- sponsorship. However, marketing communications that refer to sponsorship are covered by the Code. This exclusion is not very clear. A guidance note includes that "…while the terms of the [sponsorship] arrangement and some of the materials arising from it are likely to fall [outside] the Code, advertising that refers to sponsorship arrangements, eg press ads, posters or claims on a marketer’s own website, remains within the scope … [T]his exemption is usually applied to logos and messages on the kits of professional sportspeople and athletes, on racing vehicles and on posters or pitch/track-side hoardings that have appeared as part of a sponsorship agreement (rather than by virtue of having paid purely for ad space). But, an image of, or reference to, any of these things appearing in an ad, eg a press ad, poster, or on the marketer's own website or social media, may fall within the scope"
- investor relations, which the ASA describes as "information about an organisation (including its goods or services) addressed to the financial community, including shareholders and investors, as well as others who might be interested in the company's stock or financial stability".

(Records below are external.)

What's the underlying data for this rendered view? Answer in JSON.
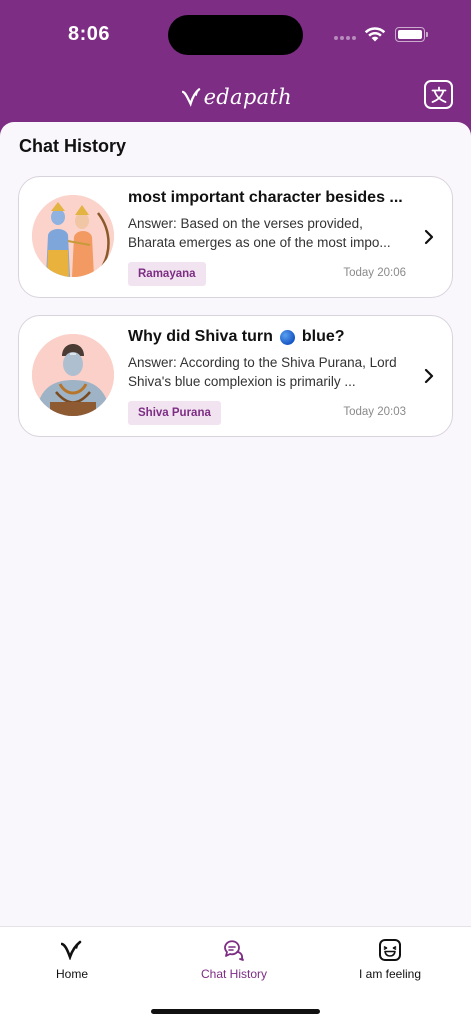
{
  "status_bar": {
    "time": "8:06"
  },
  "header": {
    "app_name": "edapath",
    "translate_icon": "translate-icon"
  },
  "page": {
    "title": "Chat History"
  },
  "chats": [
    {
      "title": "most important character besides ...",
      "answer": "Answer: Based on the verses provided, Bharata emerges as one of the most impo...",
      "tag": "Ramayana",
      "time": "Today 20:06",
      "avatar_icon": "rama-lakshmana-avatar"
    },
    {
      "title_before": "Why did Shiva turn",
      "title_after": "blue?",
      "emoji": "blue-circle-emoji",
      "answer": "Answer: According to the Shiva Purana, Lord Shiva's blue complexion is primarily ...",
      "tag": "Shiva Purana",
      "time": "Today 20:03",
      "avatar_icon": "shiva-avatar"
    }
  ],
  "bottom_nav": {
    "items": [
      {
        "label": "Home",
        "icon": "vedapath-logo-icon",
        "active": false
      },
      {
        "label": "Chat History",
        "icon": "chat-bubbles-icon",
        "active": true
      },
      {
        "label": "I am feeling",
        "icon": "laughing-face-icon",
        "active": false
      }
    ]
  },
  "colors": {
    "brand": "#7d2d84",
    "tag_bg": "#f1e4f0",
    "background": "#faf7fc"
  }
}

It is not always obvious when the ASA has jurisdiction to regulate an advert under the CAP Code. This is important to understand when advising on the compliance risks of an advert as the CAP Code rules and the ASA can be more stringent than the law and statutory regulators, even if the penalties for breach of the Code are generally less serious.